YOUR GOAL: Each record below is to be retyped exactly, with its pictures omitted.

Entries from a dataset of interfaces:
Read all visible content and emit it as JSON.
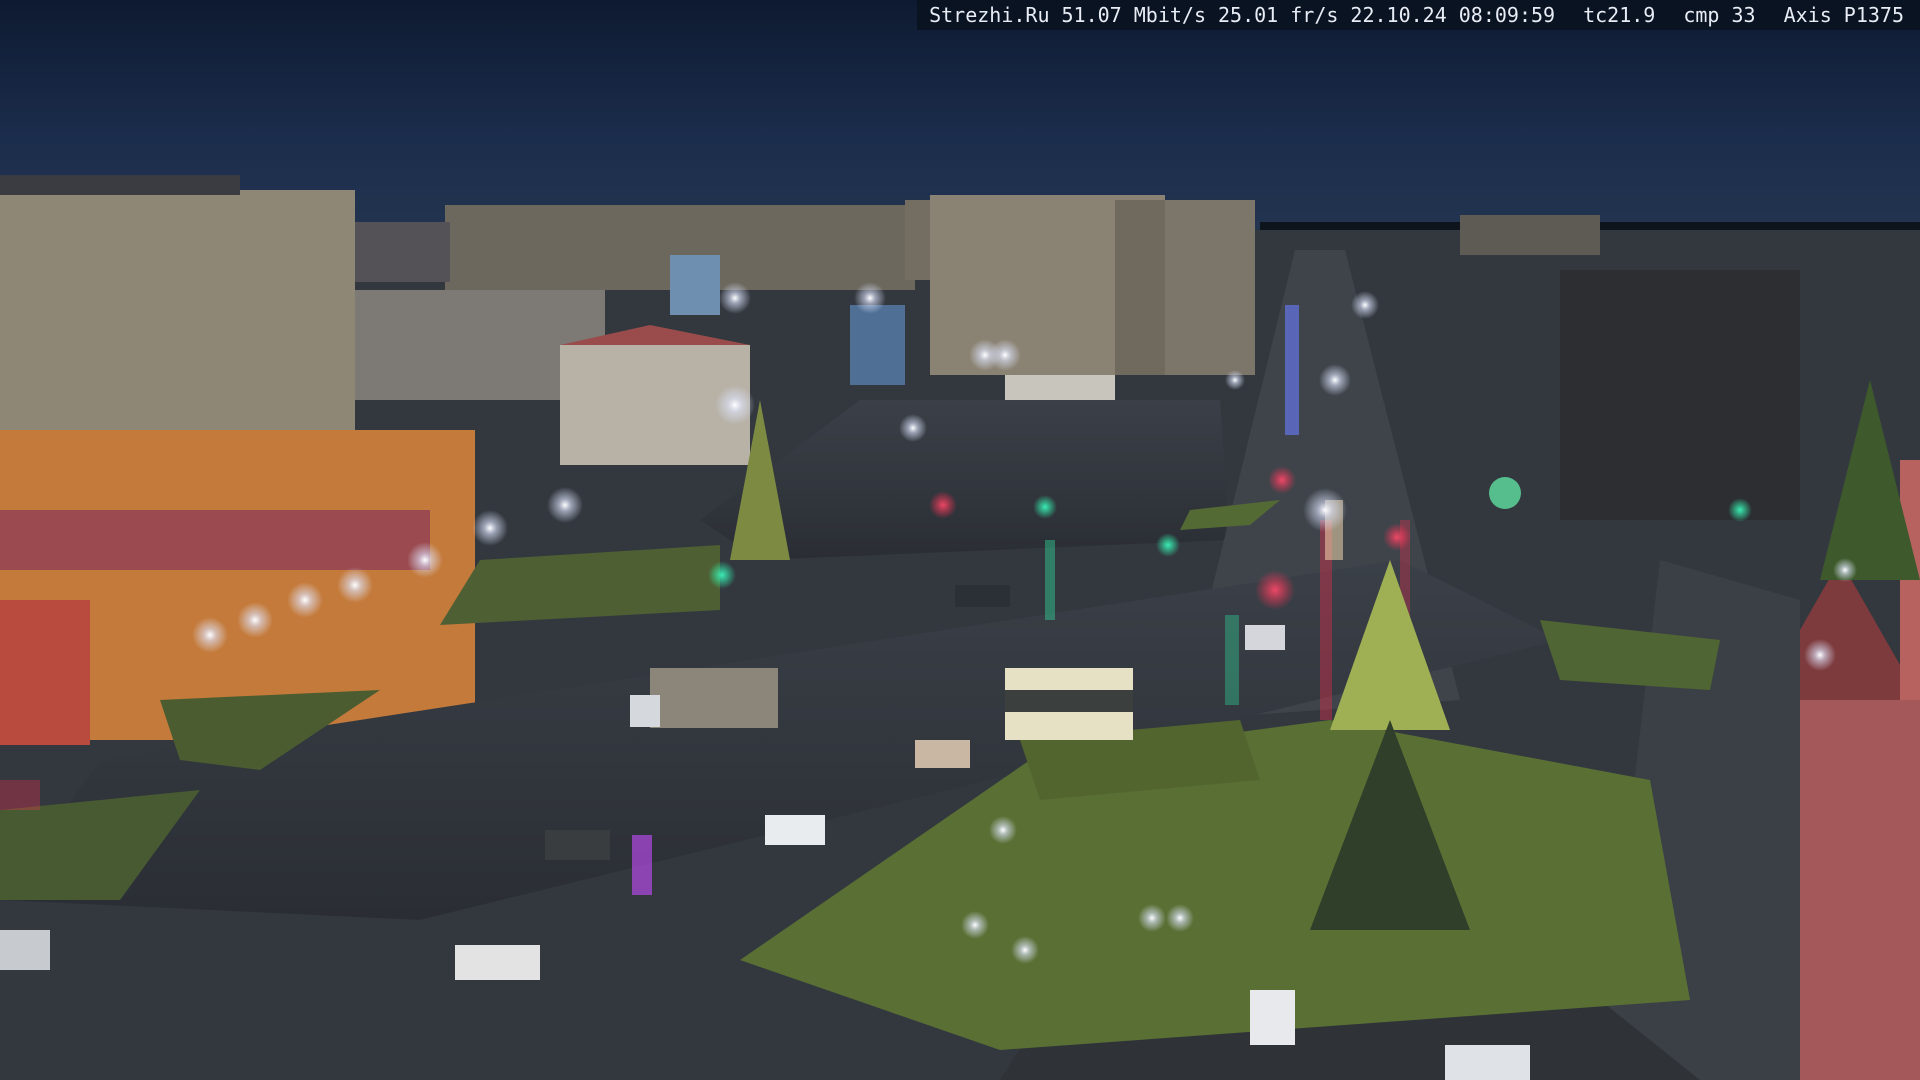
{
  "overlay": {
    "site": "Strezhi.Ru",
    "bitrate": "51.07 Mbit/s",
    "framerate": "25.01 fr/s",
    "date": "22.10.24",
    "time": "08:09:59",
    "tc": "tc21.9",
    "cmp": "cmp 33",
    "camera": "Axis P1375"
  },
  "scene": {
    "sky_color": "#15233d",
    "ground_color": "#3a3f45",
    "grass_color": "#566c33",
    "building_color": "#8d8676",
    "lamp_color": "#f4f6ff",
    "red_light": "#ff2a4e",
    "green_light": "#2dffb0"
  }
}
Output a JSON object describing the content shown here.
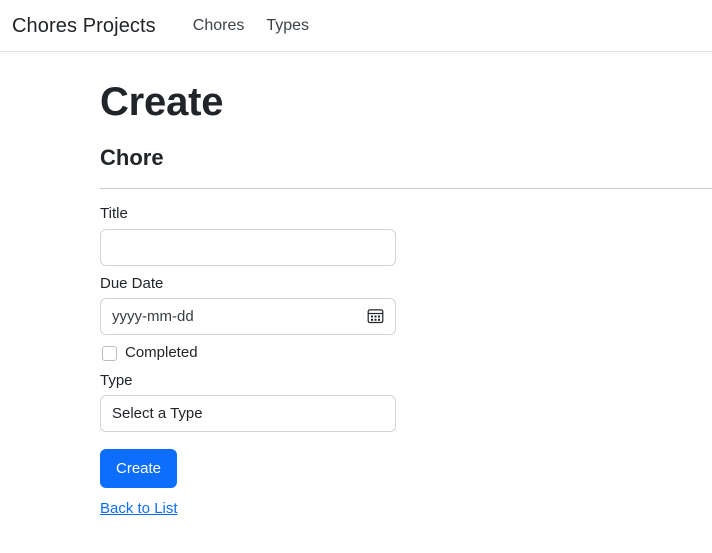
{
  "navbar": {
    "brand": "Chores Projects",
    "links": [
      {
        "label": "Chores"
      },
      {
        "label": "Types"
      }
    ]
  },
  "page": {
    "title": "Create",
    "subtitle": "Chore"
  },
  "form": {
    "title_field": {
      "label": "Title",
      "value": "",
      "placeholder": ""
    },
    "due_date_field": {
      "label": "Due Date",
      "value": "",
      "placeholder": "yyyy-mm-dd",
      "icon": "calendar-icon"
    },
    "completed_field": {
      "label": "Completed",
      "checked": false
    },
    "type_field": {
      "label": "Type",
      "selected": "Select a Type",
      "options": [
        "Select a Type"
      ]
    },
    "submit_label": "Create",
    "back_link_label": "Back to List"
  },
  "colors": {
    "primary": "#0d6efd",
    "text": "#212529",
    "border": "#ced4da",
    "divider": "#c9ccd0",
    "navbar_border": "#e6e6e6"
  }
}
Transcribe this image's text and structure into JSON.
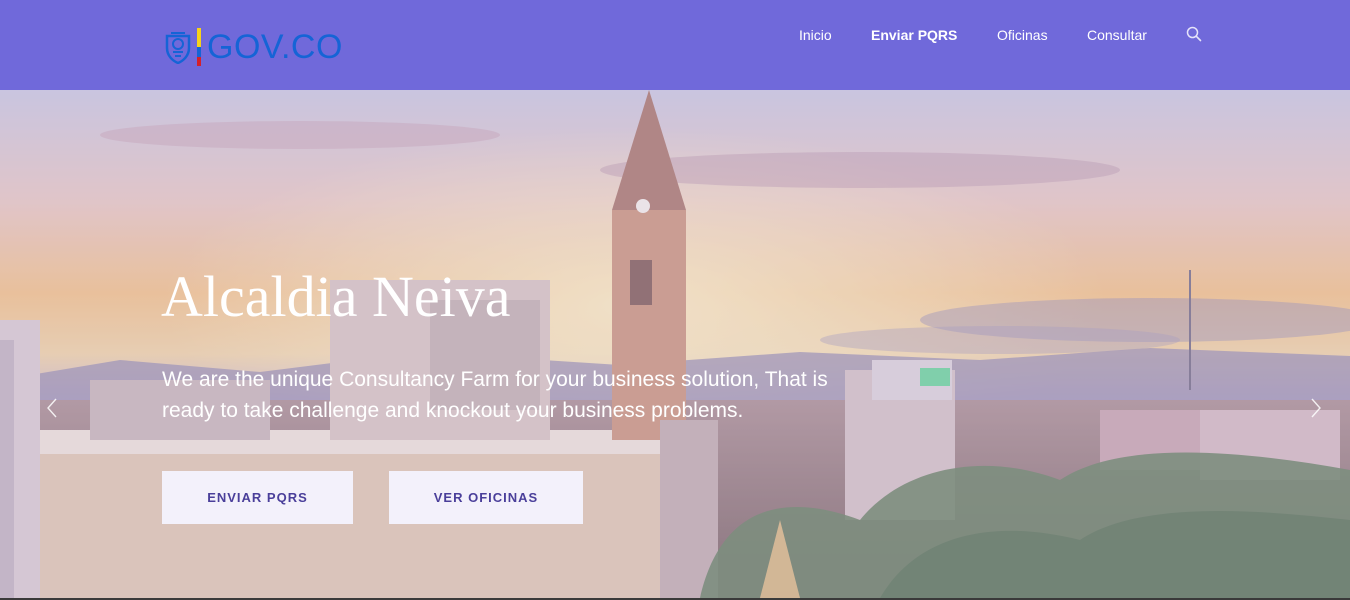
{
  "header": {
    "logo_text": "GOV.CO",
    "nav": [
      {
        "label": "Inicio",
        "active": false
      },
      {
        "label": "Enviar PQRS",
        "active": true
      },
      {
        "label": "Oficinas",
        "active": false
      },
      {
        "label": "Consultar",
        "active": false
      }
    ],
    "search_icon": "search-icon",
    "colors": {
      "background": "#7069da",
      "logo": "#1564d6"
    }
  },
  "hero": {
    "title": "Alcaldia Neiva",
    "subtitle": "We are the unique Consultancy Farm for your business solution, That is ready to take challenge and knockout your business problems.",
    "buttons": [
      {
        "label": "ENVIAR PQRS"
      },
      {
        "label": "VER OFICINAS"
      }
    ],
    "prev_icon": "chevron-left-icon",
    "next_icon": "chevron-right-icon"
  }
}
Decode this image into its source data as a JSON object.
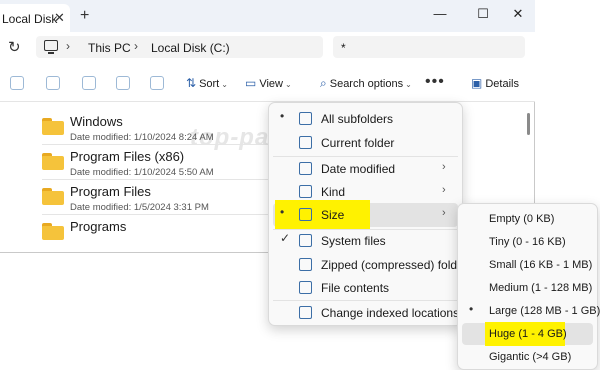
{
  "tab": {
    "title": "Local Disk",
    "close_glyph": "✕",
    "new_glyph": "+"
  },
  "window_controls": {
    "minimize": "—",
    "maximize": "☐",
    "close": "✕"
  },
  "address": {
    "refresh_glyph": "↻",
    "sep_glyph": "›",
    "breadcrumbs": [
      "This PC",
      "Local Disk (C:)"
    ],
    "search_value": "*"
  },
  "toolbar": {
    "sort_label": "Sort",
    "view_label": "View",
    "search_options_label": "Search options",
    "more_glyph": "•••",
    "details_label": "Details",
    "caret_glyph": "⌄",
    "watermark": "top-password.com"
  },
  "files": [
    {
      "name": "Windows",
      "meta": "Date modified: 1/10/2024 8:24 AM"
    },
    {
      "name": "Program Files (x86)",
      "meta": "Date modified: 1/10/2024 5:50 AM"
    },
    {
      "name": "Program Files",
      "meta": "Date modified: 1/5/2024 3:31 PM"
    },
    {
      "name": "Programs",
      "meta": ""
    }
  ],
  "search_options_menu": {
    "items": [
      {
        "label": "All subfolders",
        "mark": "•",
        "icon": "subfolders-icon"
      },
      {
        "label": "Current folder",
        "mark": "",
        "icon": "folder-icon"
      },
      {
        "label": "Date modified",
        "mark": "",
        "icon": "calendar-icon",
        "arrow": "›"
      },
      {
        "label": "Kind",
        "mark": "",
        "icon": "kind-icon",
        "arrow": "›"
      },
      {
        "label": "Size",
        "mark": "•",
        "icon": "size-icon",
        "arrow": "›",
        "highlighted": true
      },
      {
        "label": "System files",
        "mark": "✓",
        "icon": "system-files-icon"
      },
      {
        "label": "Zipped (compressed) folders",
        "mark": "",
        "icon": "zip-folder-icon"
      },
      {
        "label": "File contents",
        "mark": "",
        "icon": "file-contents-icon"
      },
      {
        "label": "Change indexed locations",
        "mark": "",
        "icon": "index-locations-icon"
      }
    ]
  },
  "size_submenu": {
    "items": [
      {
        "label": "Empty (0 KB)",
        "mark": ""
      },
      {
        "label": "Tiny (0 - 16 KB)",
        "mark": ""
      },
      {
        "label": "Small (16 KB - 1 MB)",
        "mark": ""
      },
      {
        "label": "Medium (1 - 128 MB)",
        "mark": ""
      },
      {
        "label": "Large (128 MB - 1 GB)",
        "mark": "•"
      },
      {
        "label": "Huge (1 - 4 GB)",
        "mark": "",
        "highlighted": true
      },
      {
        "label": "Gigantic (>4 GB)",
        "mark": ""
      }
    ]
  },
  "colors": {
    "highlight": "#fff200",
    "accent": "#2b5fa8",
    "folder": "#f5c33b"
  }
}
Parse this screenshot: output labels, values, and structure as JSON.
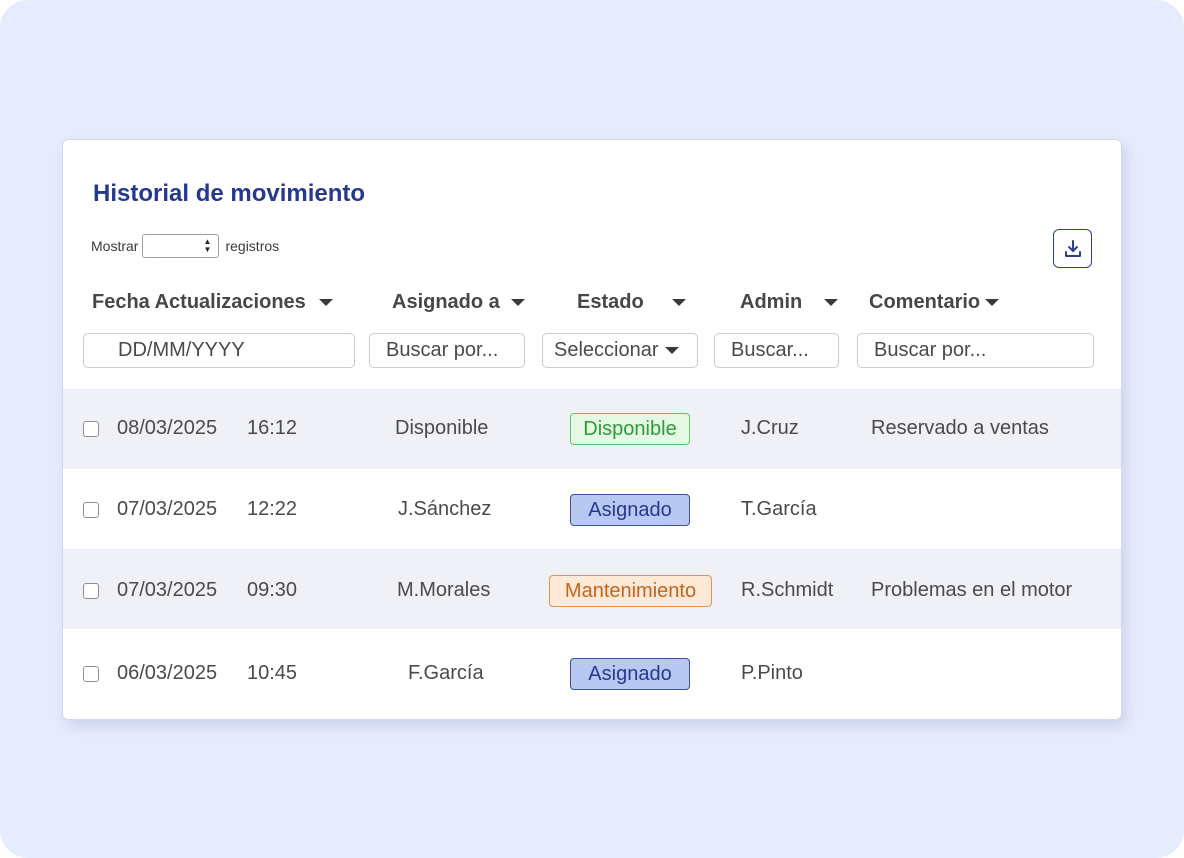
{
  "title": "Historial de movimiento",
  "show": {
    "prefix": "Mostrar",
    "suffix": "registros"
  },
  "download": {
    "icon": "download-icon"
  },
  "columns": [
    {
      "label": "Fecha Actualizaciones"
    },
    {
      "label": "Asignado a"
    },
    {
      "label": "Estado"
    },
    {
      "label": "Admin"
    },
    {
      "label": "Comentario"
    }
  ],
  "filters": {
    "date_placeholder": "DD/MM/YYYY",
    "assigned_placeholder": "Buscar por...",
    "status_selected": "Seleccionar",
    "admin_placeholder": "Buscar...",
    "comment_placeholder": "Buscar por..."
  },
  "rows": [
    {
      "date": "08/03/2025",
      "time": "16:12",
      "assigned": "Disponible",
      "status": "Disponible",
      "admin": "J.Cruz",
      "comment": "Reservado a ventas"
    },
    {
      "date": "07/03/2025",
      "time": "12:22",
      "assigned": "J.Sánchez",
      "status": "Asignado",
      "admin": "T.García",
      "comment": ""
    },
    {
      "date": "07/03/2025",
      "time": "09:30",
      "assigned": "M.Morales",
      "status": "Mantenimiento",
      "admin": "R.Schmidt",
      "comment": "Problemas en el motor"
    },
    {
      "date": "06/03/2025",
      "time": "10:45",
      "assigned": "F.García",
      "status": "Asignado",
      "admin": "P.Pinto",
      "comment": ""
    }
  ],
  "colors": {
    "title": "#26398f",
    "background": "#e6ecfd",
    "row_alt": "#eff1f6",
    "status_disponible": "#2e9a3a",
    "status_asignado": "#26398f",
    "status_mantenimiento": "#c2651f"
  }
}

RESULT FOR THIS EXERCISE:
Read all visible content and emit it as JSON.
{
  "overlay": {
    "site": "Strezhi.Ru",
    "bitrate": "51.07 Mbit/s",
    "framerate": "25.01 fr/s",
    "date": "22.10.24",
    "time": "08:09:59",
    "tc": "tc21.9",
    "cmp": "cmp 33",
    "camera": "Axis P1375"
  },
  "scene": {
    "sky_color": "#15233d",
    "ground_color": "#3a3f45",
    "grass_color": "#566c33",
    "building_color": "#8d8676",
    "lamp_color": "#f4f6ff",
    "red_light": "#ff2a4e",
    "green_light": "#2dffb0"
  }
}
Output a JSON object describing the content shown here.
{
  "navbar": {
    "brand": "Chores Projects",
    "links": [
      {
        "label": "Chores"
      },
      {
        "label": "Types"
      }
    ]
  },
  "page": {
    "title": "Create",
    "subtitle": "Chore"
  },
  "form": {
    "title_field": {
      "label": "Title",
      "value": "",
      "placeholder": ""
    },
    "due_date_field": {
      "label": "Due Date",
      "value": "",
      "placeholder": "yyyy-mm-dd",
      "icon": "calendar-icon"
    },
    "completed_field": {
      "label": "Completed",
      "checked": false
    },
    "type_field": {
      "label": "Type",
      "selected": "Select a Type",
      "options": [
        "Select a Type"
      ]
    },
    "submit_label": "Create",
    "back_link_label": "Back to List"
  },
  "colors": {
    "primary": "#0d6efd",
    "text": "#212529",
    "border": "#ced4da",
    "divider": "#c9ccd0",
    "navbar_border": "#e6e6e6"
  }
}
Transcribe this image's text and structure into JSON.
{
  "header": {
    "logo_text": "GOV.CO",
    "nav": [
      {
        "label": "Inicio",
        "active": false
      },
      {
        "label": "Enviar PQRS",
        "active": true
      },
      {
        "label": "Oficinas",
        "active": false
      },
      {
        "label": "Consultar",
        "active": false
      }
    ],
    "search_icon": "search-icon",
    "colors": {
      "background": "#7069da",
      "logo": "#1564d6"
    }
  },
  "hero": {
    "title": "Alcaldia Neiva",
    "subtitle": "We are the unique Consultancy Farm for your business solution, That is ready to take challenge and knockout your business problems.",
    "buttons": [
      {
        "label": "ENVIAR PQRS"
      },
      {
        "label": "VER OFICINAS"
      }
    ],
    "prev_icon": "chevron-left-icon",
    "next_icon": "chevron-right-icon"
  }
}
Decode this image into its source data as a JSON object.
{
  "tab": {
    "title": "Local Disk",
    "close_glyph": "✕",
    "new_glyph": "+"
  },
  "window_controls": {
    "minimize": "—",
    "maximize": "☐",
    "close": "✕"
  },
  "address": {
    "refresh_glyph": "↻",
    "sep_glyph": "›",
    "breadcrumbs": [
      "This PC",
      "Local Disk (C:)"
    ],
    "search_value": "*"
  },
  "toolbar": {
    "sort_label": "Sort",
    "view_label": "View",
    "search_options_label": "Search options",
    "more_glyph": "•••",
    "details_label": "Details",
    "caret_glyph": "⌄",
    "watermark": "top-password.com"
  },
  "files": [
    {
      "name": "Windows",
      "meta": "Date modified: 1/10/2024 8:24 AM"
    },
    {
      "name": "Program Files (x86)",
      "meta": "Date modified: 1/10/2024 5:50 AM"
    },
    {
      "name": "Program Files",
      "meta": "Date modified: 1/5/2024 3:31 PM"
    },
    {
      "name": "Programs",
      "meta": ""
    }
  ],
  "search_options_menu": {
    "items": [
      {
        "label": "All subfolders",
        "mark": "•",
        "icon": "subfolders-icon"
      },
      {
        "label": "Current folder",
        "mark": "",
        "icon": "folder-icon"
      },
      {
        "label": "Date modified",
        "mark": "",
        "icon": "calendar-icon",
        "arrow": "›"
      },
      {
        "label": "Kind",
        "mark": "",
        "icon": "kind-icon",
        "arrow": "›"
      },
      {
        "label": "Size",
        "mark": "•",
        "icon": "size-icon",
        "arrow": "›",
        "highlighted": true
      },
      {
        "label": "System files",
        "mark": "✓",
        "icon": "system-files-icon"
      },
      {
        "label": "Zipped (compressed) folders",
        "mark": "",
        "icon": "zip-folder-icon"
      },
      {
        "label": "File contents",
        "mark": "",
        "icon": "file-contents-icon"
      },
      {
        "label": "Change indexed locations",
        "mark": "",
        "icon": "index-locations-icon"
      }
    ]
  },
  "size_submenu": {
    "items": [
      {
        "label": "Empty (0 KB)",
        "mark": ""
      },
      {
        "label": "Tiny (0 - 16 KB)",
        "mark": ""
      },
      {
        "label": "Small (16 KB - 1 MB)",
        "mark": ""
      },
      {
        "label": "Medium (1 - 128 MB)",
        "mark": ""
      },
      {
        "label": "Large (128 MB - 1 GB)",
        "mark": "•"
      },
      {
        "label": "Huge (1 - 4 GB)",
        "mark": "",
        "highlighted": true
      },
      {
        "label": "Gigantic (>4 GB)",
        "mark": ""
      }
    ]
  },
  "colors": {
    "highlight": "#fff200",
    "accent": "#2b5fa8",
    "folder": "#f5c33b"
  }
}
Parse this screenshot: output labels, values, and structure as JSON.
{
  "title": "Historial de movimiento",
  "show": {
    "prefix": "Mostrar",
    "suffix": "registros"
  },
  "download": {
    "icon": "download-icon"
  },
  "columns": [
    {
      "label": "Fecha Actualizaciones"
    },
    {
      "label": "Asignado a"
    },
    {
      "label": "Estado"
    },
    {
      "label": "Admin"
    },
    {
      "label": "Comentario"
    }
  ],
  "filters": {
    "date_placeholder": "DD/MM/YYYY",
    "assigned_placeholder": "Buscar por...",
    "status_selected": "Seleccionar",
    "admin_placeholder": "Buscar...",
    "comment_placeholder": "Buscar por..."
  },
  "rows": [
    {
      "date": "08/03/2025",
      "time": "16:12",
      "assigned": "Disponible",
      "status": "Disponible",
      "admin": "J.Cruz",
      "comment": "Reservado a ventas"
    },
    {
      "date": "07/03/2025",
      "time": "12:22",
      "assigned": "J.Sánchez",
      "status": "Asignado",
      "admin": "T.García",
      "comment": ""
    },
    {
      "date": "07/03/2025",
      "time": "09:30",
      "assigned": "M.Morales",
      "status": "Mantenimiento",
      "admin": "R.Schmidt",
      "comment": "Problemas en el motor"
    },
    {
      "date": "06/03/2025",
      "time": "10:45",
      "assigned": "F.García",
      "status": "Asignado",
      "admin": "P.Pinto",
      "comment": ""
    }
  ],
  "colors": {
    "title": "#26398f",
    "background": "#e6ecfd",
    "row_alt": "#eff1f6",
    "status_disponible": "#2e9a3a",
    "status_asignado": "#26398f",
    "status_mantenimiento": "#c2651f"
  }
}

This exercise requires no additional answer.